[Excerpted data]:
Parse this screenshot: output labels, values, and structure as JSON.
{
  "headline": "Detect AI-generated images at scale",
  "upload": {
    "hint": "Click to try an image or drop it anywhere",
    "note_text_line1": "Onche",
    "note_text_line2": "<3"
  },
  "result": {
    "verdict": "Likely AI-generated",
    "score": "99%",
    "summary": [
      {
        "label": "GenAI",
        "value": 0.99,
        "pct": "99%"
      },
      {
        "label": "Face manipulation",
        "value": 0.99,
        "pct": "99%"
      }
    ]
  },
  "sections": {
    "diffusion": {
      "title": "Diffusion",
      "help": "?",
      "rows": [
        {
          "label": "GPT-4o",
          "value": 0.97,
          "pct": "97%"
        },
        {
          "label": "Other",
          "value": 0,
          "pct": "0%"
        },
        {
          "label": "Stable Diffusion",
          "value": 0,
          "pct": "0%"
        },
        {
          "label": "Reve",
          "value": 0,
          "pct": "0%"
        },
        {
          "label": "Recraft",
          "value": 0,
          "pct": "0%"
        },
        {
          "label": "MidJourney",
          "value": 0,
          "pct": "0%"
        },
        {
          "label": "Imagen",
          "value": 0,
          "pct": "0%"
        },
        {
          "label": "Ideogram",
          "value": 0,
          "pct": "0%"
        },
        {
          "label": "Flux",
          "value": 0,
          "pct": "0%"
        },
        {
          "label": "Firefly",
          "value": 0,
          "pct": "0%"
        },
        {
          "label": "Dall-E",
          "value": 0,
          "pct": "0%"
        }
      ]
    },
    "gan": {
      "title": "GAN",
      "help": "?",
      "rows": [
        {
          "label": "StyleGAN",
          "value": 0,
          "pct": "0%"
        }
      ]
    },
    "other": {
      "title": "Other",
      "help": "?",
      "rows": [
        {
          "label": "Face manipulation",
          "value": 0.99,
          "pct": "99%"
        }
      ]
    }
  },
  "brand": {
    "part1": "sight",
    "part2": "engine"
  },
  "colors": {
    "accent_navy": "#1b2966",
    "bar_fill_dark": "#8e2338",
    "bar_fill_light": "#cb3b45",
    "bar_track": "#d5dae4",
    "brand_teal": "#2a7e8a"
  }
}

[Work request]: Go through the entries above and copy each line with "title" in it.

[Answer box]:
      "title": "Diffusion",
      "title": "GAN",
      "title": "Other",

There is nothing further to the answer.